Clint Carter Magazine Contributor

Eight years ago, Ally and Scott Svenson started hiring felons to staff MOD Pizza. That turned out to be one of the best business decisions they ever made.

This story appears in the September 2018 issue of Entrepreneur

There was a moment in 2011 when Tony D’Aloia considered his freedom to be a curse. In prison, where he’d just spent the better part of a decade, he could survive a full year on the $100 his mom sent him twice a year, on his birthday and on Christmas. But now that he was outside and back home in Washington state, he needed money to survive — lots of it. He’d heard of job openings with warehouses and construction companies, but nobody seemed eager to bring on a convicted felon. 

Then he finally found someone willing to interview him. A young Bellevue pizza joint called MOD was hiring a dishwasher. D’Aloia knew zilch about MOD and wasn’t excited about the work. But it came with benefits and a 401(k), which was nice, if unusual. So he went in for the interview.

And anyway, he wasn’t in a position to turn down work. By the time he was in his early 20s, D’Aloia had been arrested 38 times. Every time he was released, he’d go right back to jail. “I couldn’t last a week on the street,” he says. He’d get drunk and start a fight, or trespass after-hours in the park. But his big bust, the one that sent him away for more than five years, was on a conspiracy to distribute ecstasy. He needed two grand to pay off a DUI fine, so he agreed to drive 25,000 pills from the Canadian border down into Washington. The job was a sting, and D’Aloia landed in long-term lockup. 

For some reason, MOD overlooked his history. The company met with his parole officer, and once he was cleared to work, D’Aloia was left to scrub dishes while water seeped in through a hole in one of his $20 Payless shoes. MOD gave him a free pizza every day, which he traded on the street for bus tokens to get to and from work. If this was life outside, D’Aloia wasn’t sure he was interested.

At the time, MOD still wasn’t sure it was interested in him, either. But in 2011 the company was following a few early data points, having discovered that ex-cons could make great employees. That would keep proving itself out. MOD would eventually embrace what it calls impact hiring — people with backgrounds of incarceration, homelessness, drug addiction or mental disability — and credits the decision in large part with its rapid growth.

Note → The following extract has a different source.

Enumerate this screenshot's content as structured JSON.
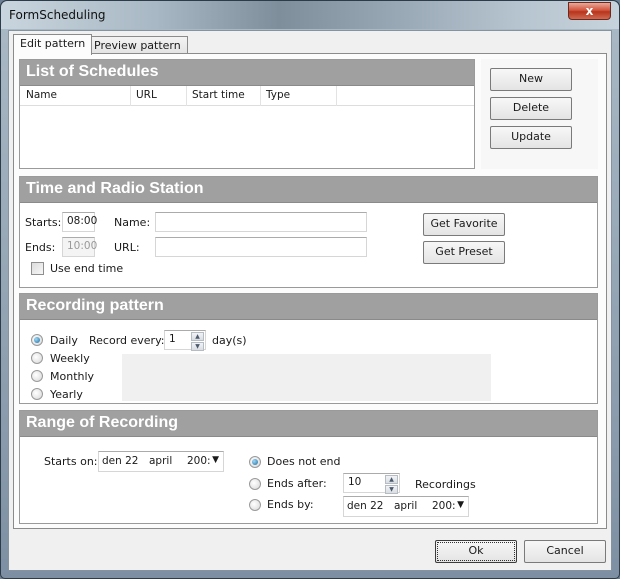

In the years after D’Aloia’s hire, MOD went from five stores in Washington to 380 spread over 28 states and the United Kingdom. It has nine franchise partners, and in 2016, the research firm Technomic named it the fastest-­growing restaurant chain in the U.S. Last year, MOD hit $275 million in sales, 81 percent growth over the year prior.

MOD’s hiring practices would come to alter everything about the company. “We have no interest in just building another fast-casual pizza business,” says Ally Svenson, who co-founded the company in 2008 with her husband, Scott. “We’re building a business platform to make positive social impacts.” 

Often, those hires prosper. From MOD’s perspective, D’Aloia is no charity case. The guy is a slam-dunk hire who immediately appreciated his entry-level job far more than you’d expect from a strong-willed 32-year-old. In his first two years, he was promoted three times. Turns out, the ex-con was full of ambition. 

That ambitious spark really began after he started at MOD, the day he got his first check. It was nearly $800 — almost four times what he’d lived on for a year in prison. He told his boss as much, who replied, “You earned that money.”

D’Aloia took the cash straight to a shoe store. It was pouring outside, and he could feel water swishing up between his toes. He marched into the store, bought new shoes, and dumped his old ones in the trash. “Life was better right then,” he says.

“I could finally provide for myself.”

Sophia Arellano, the franchise’s recruiter, knows firsthand how important that “You’re hired!” can be. At age 32, she was arrested and convicted of a nonviolent crime, and for her first six months at MOD, she had a tracking device on her ankle. What started as a transitional gig turned into a passion-driven career when she realized how many people like her were on staff. “They’re not just employing people,” she says of her bosses. “They’re giving them a way to feed their families, a way to not go out and reoffend.”

Tony D’Aloia, now 39, is a district manager who oversees six MOD locations in Washington. In his seven years with the company, he has flown to the United Kingdom to train managers and spoken at Harvard. “I’ve had all these opportunities I wouldn’t have had if MOD didn’t believe in me,” he says. “Being able to do that for other people is really important. The best part of the job is helping people through the same situation I was in.”

Ron Cool, the director of operations at Garbanzo Mediterranean Fresh, a Colorado-based franchise that, like MOD, works to hire formerly incarcerated individuals because: “It’s just good business to look wherever you can to find the best people for your organization. These people come in with a genuine desire to better themselves. All they want is a chance.”